While at Princeton, Soren Thompson '05 managed to balance academics with dominating the fencing world both in the NCAA and on the international stage, making his first Olympic campaign before graduation. In 2004, Thompson became the first American in 48 years to make it to the epee semifinals, defeating the No. 1 ranked fencer in the world along the way. He returned to the Olympics in 2012 after a serious injury prevented him from competing in 2008. Thompson sat down with the Daily Princetonian to discuss balancing competition with academics and the course of his athletic career.
Daily Princetonian:What made you decide to launch your first Olympic campaign? It must have been really difficult to decide to take time off.
Soren Thompson:It was. I deferred a year before I came, so it was my second year off from school. … I was accepted class of ’03 at Princeton and took that year off, and I didn’t do that with the intention of making the 2000 Olympic team because that would’ve been almost impossible with my age and experience. But to go through that process once, that’s why I did it. So it was always in my mind that if I felt I was in striking distance, I would do that again. So I did come here for three years, then took off a year to go for the 2004 Olympic team.
DP:Was it different competing at a collegiate level after you returned from your year off for the 2004 Olympics?
ST:To some extent, all athletes struggle with trying to fit everything in, and the NCAA fencing, while great to do, doesn’t really push forward your international fencing. So for those athletes who are pushing towards an Olympic team or other international teams, some of them think of NCAA’s as being in the way, and more of a hurdle and detriment to their goals than something that supports them and helps them. I had a little bit of a different viewpoint. I actually thought it was great training. I really felt a lot of pressure in a positive way because I always wanted to win for my team and to represent Princeton and succeed for Princeton and be a leader both by the way I trained in the gym here but also how I performed on the strip, and with the success that I had and help my team to succeed.
DP:What was the biggest obstacle you’d say you faced in your athletic career?
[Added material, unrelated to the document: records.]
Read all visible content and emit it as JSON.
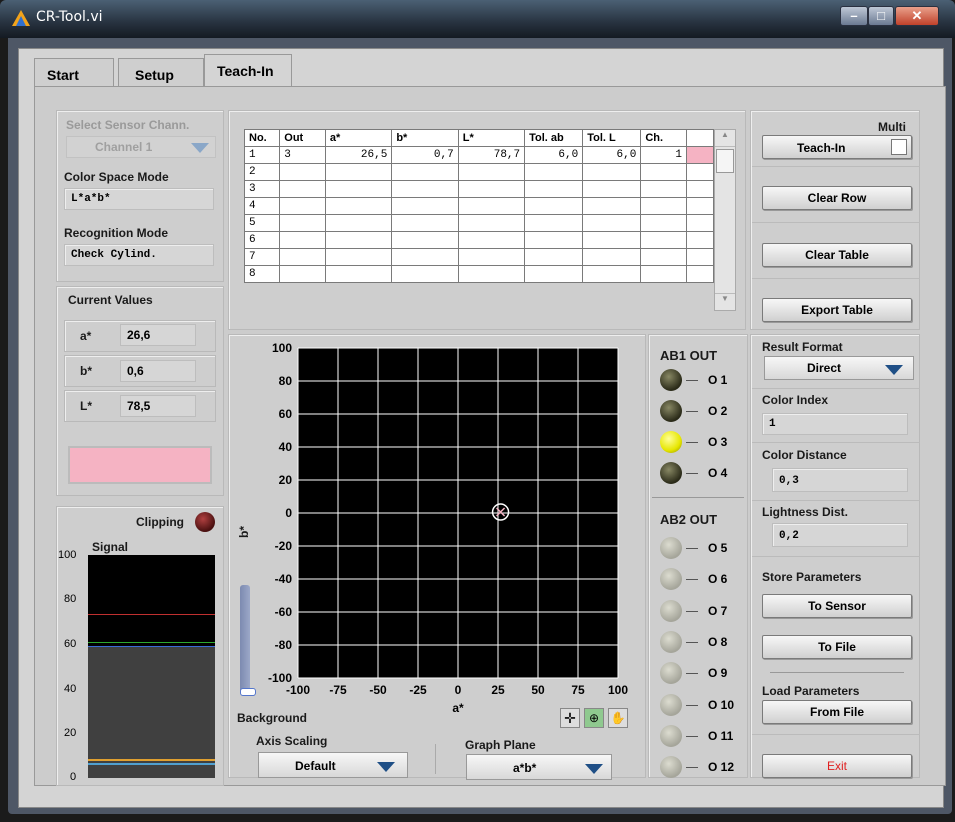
{
  "window": {
    "title": "CR-Tool.vi"
  },
  "tabs": [
    "Start",
    "Setup",
    "Teach-In"
  ],
  "left": {
    "select_sensor_label": "Select Sensor Chann.",
    "select_sensor_value": "Channel 1",
    "color_space_label": "Color Space Mode",
    "color_space_value": "L*a*b*",
    "recognition_label": "Recognition Mode",
    "recognition_value": "Check Cylind.",
    "current_values_label": "Current Values",
    "values": [
      {
        "name": "a*",
        "value": "26,6"
      },
      {
        "name": "b*",
        "value": "0,6"
      },
      {
        "name": "L*",
        "value": "78,5"
      }
    ],
    "swatch_color": "#f5b3c3",
    "clipping_label": "Clipping",
    "signal_label": "Signal",
    "signal_ticks": [
      "100",
      "80",
      "60",
      "40",
      "20",
      "0"
    ]
  },
  "table": {
    "headers": [
      "No.",
      "Out",
      "a*",
      "b*",
      "L*",
      "Tol. ab",
      "Tol. L",
      "Ch."
    ],
    "rows": [
      [
        "1",
        "3",
        "26,5",
        "0,7",
        "78,7",
        "6,0",
        "6,0",
        "1"
      ],
      [
        "2",
        "",
        "",
        "",
        "",
        "",
        "",
        ""
      ],
      [
        "3",
        "",
        "",
        "",
        "",
        "",
        "",
        ""
      ],
      [
        "4",
        "",
        "",
        "",
        "",
        "",
        "",
        ""
      ],
      [
        "5",
        "",
        "",
        "",
        "",
        "",
        "",
        ""
      ],
      [
        "6",
        "",
        "",
        "",
        "",
        "",
        "",
        ""
      ],
      [
        "7",
        "",
        "",
        "",
        "",
        "",
        "",
        ""
      ],
      [
        "8",
        "",
        "",
        "",
        "",
        "",
        "",
        ""
      ]
    ],
    "row1_color": "#f5b3c3"
  },
  "graph": {
    "y_label": "b*",
    "x_label": "a*",
    "y_ticks": [
      "100",
      "80",
      "60",
      "40",
      "20",
      "0",
      "-20",
      "-40",
      "-60",
      "-80",
      "-100"
    ],
    "x_ticks": [
      "-100",
      "-75",
      "-50",
      "-25",
      "0",
      "25",
      "50",
      "75",
      "100"
    ],
    "marker": {
      "a": 26.6,
      "b": 0.6
    },
    "background_label": "Background",
    "axis_scaling_label": "Axis Scaling",
    "axis_scaling_value": "Default",
    "graph_plane_label": "Graph Plane",
    "graph_plane_value": "a*b*"
  },
  "outputs": {
    "ab1_label": "AB1 OUT",
    "ab2_label": "AB2 OUT",
    "ab1": [
      {
        "label": "O 1",
        "state": "dark"
      },
      {
        "label": "O 2",
        "state": "dark"
      },
      {
        "label": "O 3",
        "state": "on"
      },
      {
        "label": "O 4",
        "state": "dark"
      }
    ],
    "ab2": [
      {
        "label": "O 5",
        "state": "off"
      },
      {
        "label": "O 6",
        "state": "off"
      },
      {
        "label": "O 7",
        "state": "off"
      },
      {
        "label": "O 8",
        "state": "off"
      },
      {
        "label": "O 9",
        "state": "off"
      },
      {
        "label": "O 10",
        "state": "off"
      },
      {
        "label": "O 11",
        "state": "off"
      },
      {
        "label": "O 12",
        "state": "off"
      }
    ]
  },
  "right": {
    "multi_label": "Multi",
    "teach_in_button": "Teach-In",
    "clear_row_button": "Clear Row",
    "clear_table_button": "Clear Table",
    "export_table_button": "Export Table",
    "result_format_label": "Result Format",
    "result_format_value": "Direct",
    "color_index_label": "Color Index",
    "color_index_value": "1",
    "color_distance_label": "Color Distance",
    "color_distance_value": "0,3",
    "lightness_label": "Lightness Dist.",
    "lightness_value": "0,2",
    "store_params_label": "Store Parameters",
    "to_sensor_button": "To Sensor",
    "to_file_button": "To File",
    "load_params_label": "Load Parameters",
    "from_file_button": "From File",
    "exit_button": "Exit",
    "exit_color": "#e02020"
  }
}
ST:I’m the only fencer from San Diego to fence internationally, consistently. I grew up in a place where I didn’t have role models and coaches where it was very easy to follow behind and see what they were doing. And the other thing was injuries. I’ve had a number of really bad injuries, and they’ve definitely made it hard to compete at different times. I’ve really had to back off on my training and competitions and things like that. In fact, one of them almost ended my career, and I was able to figure out a way around it and came back and qualified for the 2012 Olympics. Sometimes when you have a limitation, it forces you to work that much harder and think about things that much differently. In the end, that injury did make me better because I had to create a new type of fencing for myself, and that was a much stronger fencing than I had before.
DP:What was it like coming out of retirement to pursue the 2012 Olympics after your injury, and was it difficult transitioning back and forth between athletic and professional careers?
ST:That was an unusual thing — I was working full time, and I hadn’t been thinking about qualifying for the 2012 Olympics. Obviously it’s something everyone wants to do, so it was something I wanted to do, it just wasn’t my primary focus for a couple of years, so it was different. Fencing had been my primary focus from a very young age, until I qualified for the 2004 Olympics, and even through the 2008 cycle, which is when I got injured. … I was able to start experimenting with a certain methodology or approach to fencing that hadn’t been taught to me but that I had come up with myself and thought could be a way to perform very well despite the injury that I had. … I really pushed this methodology for myself … I had immediate success and I went from being in the hundreds in the world to being in the top 50, 20, and ultimately at the end of in the qualification period I was 7th in the world, the highest ranking I’d ever had, and it was completely worth it.